### ABOUT THIS TASK
Copy each line of the data beneath in which the word "JSON" appears.

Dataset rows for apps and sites

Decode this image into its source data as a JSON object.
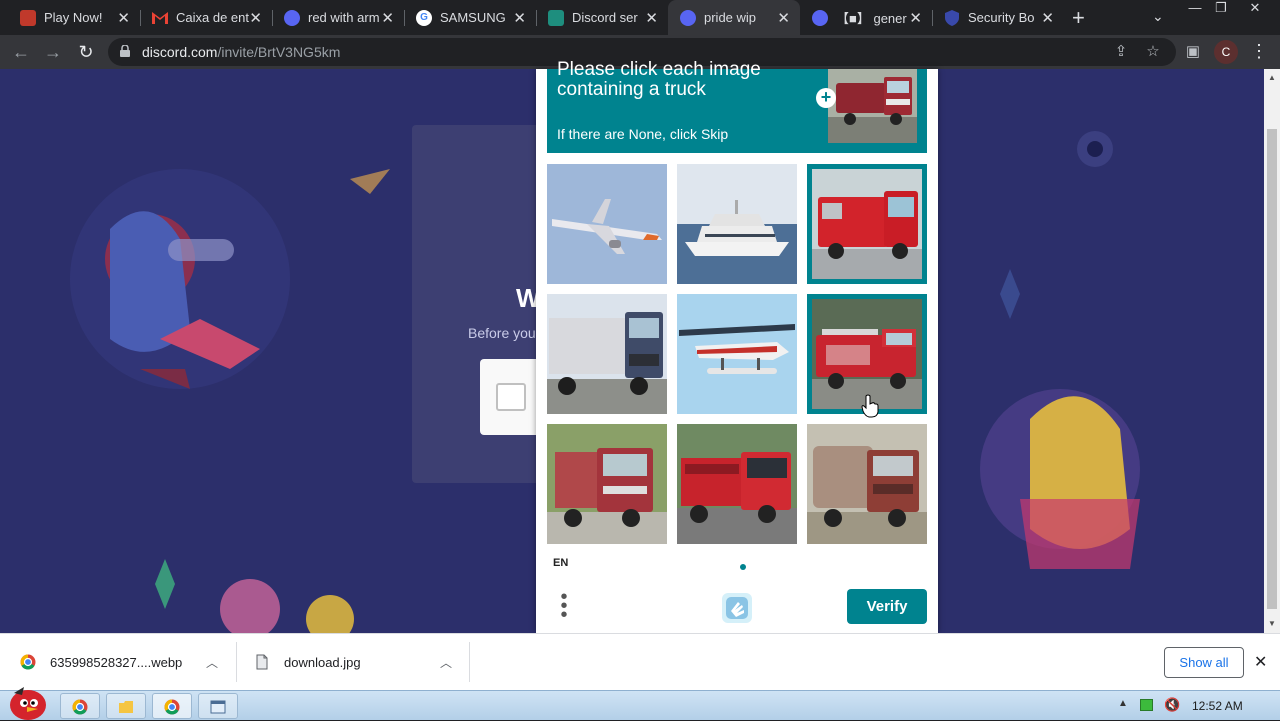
{
  "browser": {
    "tabs": [
      {
        "title": "Play Now!",
        "favicon": "game-favicon",
        "color": "#c0392b"
      },
      {
        "title": "Caixa de ent",
        "favicon": "gmail-favicon",
        "color": "#ea4335"
      },
      {
        "title": "red with arm",
        "favicon": "discord-favicon",
        "color": "#5865f2"
      },
      {
        "title": "SAMSUNG",
        "favicon": "google-favicon",
        "color": "#ffffff"
      },
      {
        "title": "Discord ser",
        "favicon": "sheet-favicon",
        "color": "#1e8e7e"
      },
      {
        "title": "pride wip",
        "favicon": "discord-favicon",
        "color": "#5865f2",
        "active": true
      },
      {
        "title": "【■】 gener",
        "favicon": "discord-favicon",
        "color": "#5865f2"
      },
      {
        "title": "Security Bo",
        "favicon": "shield-favicon",
        "color": "#3949ab"
      }
    ],
    "url_host": "discord.com",
    "url_path": "/invite/BrtV3NG5km",
    "profile_initial": "C"
  },
  "background": {
    "title": "W",
    "subtitle": "Before you"
  },
  "captcha": {
    "prompt_cut": "Please click each image",
    "prompt_main": "containing a truck",
    "prompt_sub": "If there are None, click Skip",
    "images": [
      {
        "label": "airplane",
        "selected": false
      },
      {
        "label": "yacht",
        "selected": false
      },
      {
        "label": "fire truck",
        "selected": true
      },
      {
        "label": "truck",
        "selected": false
      },
      {
        "label": "seaplane",
        "selected": false
      },
      {
        "label": "fire engine",
        "selected": true
      },
      {
        "label": "truck",
        "selected": false
      },
      {
        "label": "red truck",
        "selected": false
      },
      {
        "label": "truck",
        "selected": false
      }
    ],
    "language": "EN",
    "verify_label": "Verify",
    "accent": "#00838f"
  },
  "downloads": {
    "items": [
      {
        "name": "635998528327....webp"
      },
      {
        "name": "download.jpg"
      }
    ],
    "show_all": "Show all"
  },
  "taskbar": {
    "clock": "12:52 AM"
  }
}
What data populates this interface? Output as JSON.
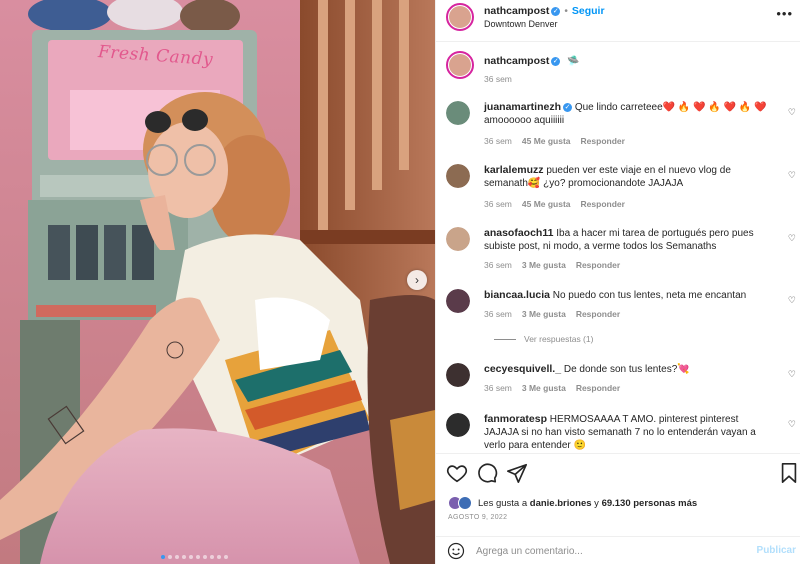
{
  "photo": {
    "sign_text": "Fresh Candy",
    "carousel_total": 10,
    "carousel_active": 0,
    "next_icon": "chevron-right-icon"
  },
  "header": {
    "username": "nathcampost",
    "separator": "•",
    "follow_label": "Seguir",
    "location": "Downtown Denver",
    "more_icon": "more-options-icon"
  },
  "caption": {
    "username": "nathcampost",
    "text": "🛸",
    "time": "36 sem"
  },
  "comments": [
    {
      "username": "juanamartinezh",
      "verified": true,
      "text": "Que lindo carreteee❤️ 🔥 ❤️ 🔥 ❤️ 🔥 ❤️ amoooooo aquiiiiii",
      "time": "36 sem",
      "likes": "45 Me gusta",
      "reply": "Responder",
      "avatar_color": "#6a8c7a"
    },
    {
      "username": "karlalemuzz",
      "verified": false,
      "text": "pueden ver este viaje en el nuevo vlog de semanath🥰 ¿yo? promocionandote JAJAJA",
      "time": "36 sem",
      "likes": "45 Me gusta",
      "reply": "Responder",
      "avatar_color": "#8c6b52"
    },
    {
      "username": "anasofaoch11",
      "verified": false,
      "text": "Iba a hacer mi tarea de portugués pero pues subiste post, ni modo, a verme todos los Semanaths",
      "time": "36 sem",
      "likes": "3 Me gusta",
      "reply": "Responder",
      "avatar_color": "#c9a48a"
    },
    {
      "username": "biancaa.lucia",
      "verified": false,
      "text": "No puedo con tus lentes, neta me encantan",
      "time": "36 sem",
      "likes": "3 Me gusta",
      "reply": "Responder",
      "avatar_color": "#5a3b4a",
      "replies": "Ver respuestas (1)"
    },
    {
      "username": "cecyesquivell._",
      "verified": false,
      "text": "De donde son tus lentes?💘",
      "time": "36 sem",
      "likes": "3 Me gusta",
      "reply": "Responder",
      "avatar_color": "#3d3030"
    },
    {
      "username": "fanmoratesp",
      "verified": false,
      "text": "HERMOSAAAA T AMO. pinterest pinterest JAJAJA si no han visto semanath 7 no lo entenderán vayan a verlo para entender 🙂",
      "time": "36 sem",
      "likes": "",
      "reply": "",
      "avatar_color": "#2c2c2c"
    }
  ],
  "actions": {
    "like_icon": "heart-icon",
    "comment_icon": "comment-icon",
    "share_icon": "share-icon",
    "save_icon": "bookmark-icon"
  },
  "likes": {
    "prefix": "Les gusta a",
    "first_user": "danie.briones",
    "conjunction": "y",
    "others": "69.130 personas más"
  },
  "date": "AGOSTO 9, 2022",
  "add_comment": {
    "placeholder": "Agrega un comentario...",
    "publish_label": "Publicar",
    "emoji_icon": "emoji-icon"
  },
  "colors": {
    "accent": "#0095f6",
    "verified": "#3897f0",
    "muted": "#8e8e8e",
    "publish_disabled": "#b2dffc"
  }
}
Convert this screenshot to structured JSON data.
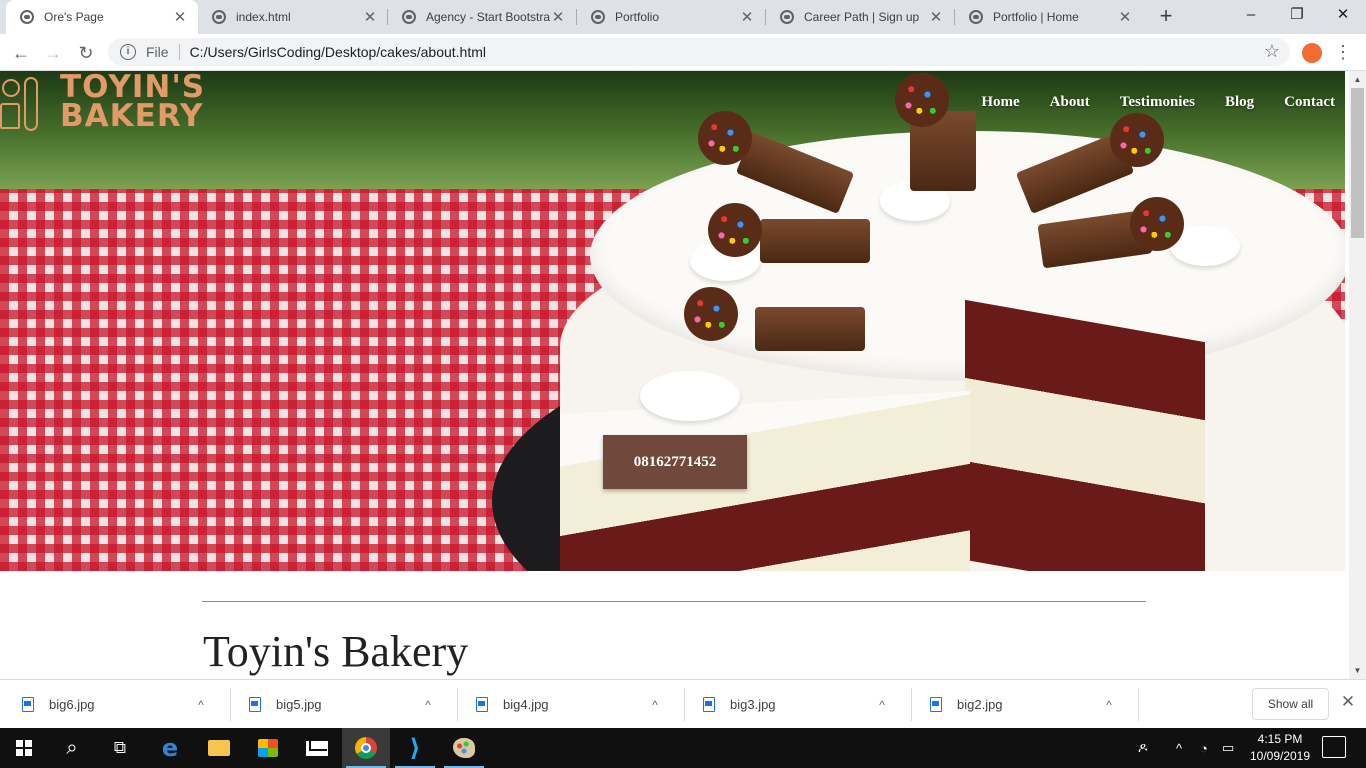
{
  "browser": {
    "tabs": [
      {
        "title": "Ore's Page",
        "active": true
      },
      {
        "title": "index.html",
        "active": false
      },
      {
        "title": "Agency - Start Bootstra",
        "active": false
      },
      {
        "title": "Portfolio",
        "active": false
      },
      {
        "title": "Career Path | Sign up",
        "active": false
      },
      {
        "title": "Portfolio | Home",
        "active": false
      }
    ],
    "tab_close": "✕",
    "new_tab": "+",
    "window_controls": {
      "minimize": "–",
      "maximize": "❐",
      "close": "✕"
    },
    "nav": {
      "back": "←",
      "forward": "→",
      "reload": "↻"
    },
    "address": {
      "scheme_label": "File",
      "url": "C:/Users/GirlsCoding/Desktop/cakes/about.html"
    },
    "bookmark_icon": "☆",
    "menu_icon": "⋮"
  },
  "page": {
    "logo": {
      "line1": "TOYIN'S",
      "line2": "BAKERY"
    },
    "nav_links": [
      "Home",
      "About",
      "Testimonies",
      "Blog",
      "Contact"
    ],
    "phone_button": "08162771452",
    "heading": "Toyin's Bakery"
  },
  "downloads": {
    "items": [
      "big6.jpg",
      "big5.jpg",
      "big4.jpg",
      "big3.jpg",
      "big2.jpg"
    ],
    "chevron": "^",
    "show_all": "Show all",
    "close": "✕"
  },
  "taskbar": {
    "search_icon": "⌕",
    "task_view_icon": "⧉",
    "tray": {
      "people": "ዶ",
      "chevron": "^",
      "wifi": "◔",
      "battery": "▭",
      "speaker": "◁"
    },
    "time": "4:15 PM",
    "date": "10/09/2019"
  },
  "colors": {
    "logo": "#e29a68",
    "phone_button": "#70493c",
    "taskbar": "#101010",
    "tabstrip": "#dee1e6"
  }
}
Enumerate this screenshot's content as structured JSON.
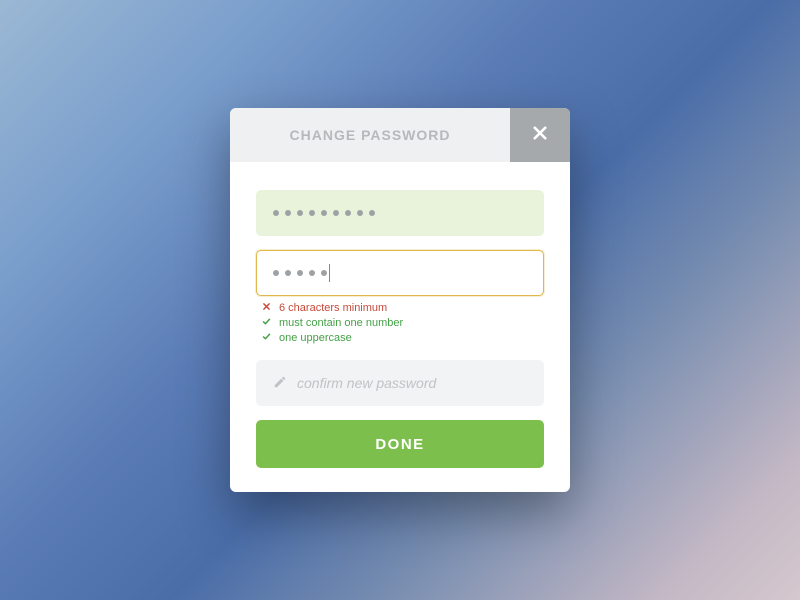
{
  "header": {
    "title": "CHANGE PASSWORD"
  },
  "fields": {
    "current": {
      "filled_dots": 9
    },
    "new": {
      "filled_dots": 5
    },
    "confirm": {
      "placeholder": "confirm new password"
    }
  },
  "rules": [
    {
      "ok": false,
      "text": "6 characters minimum"
    },
    {
      "ok": true,
      "text": "must contain one number"
    },
    {
      "ok": true,
      "text": "one uppercase"
    }
  ],
  "actions": {
    "submit_label": "DONE"
  },
  "colors": {
    "accent": "#7cbf4d",
    "warn": "#c84a3a",
    "ok": "#45a047",
    "active_border": "#e0b74a"
  }
}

### TASK ANSWER
Decode this image into its source data as a JSON object.
What data populates this interface? Output as JSON.
Convert this screenshot to structured JSON data.
Enumerate this screenshot's content as structured JSON.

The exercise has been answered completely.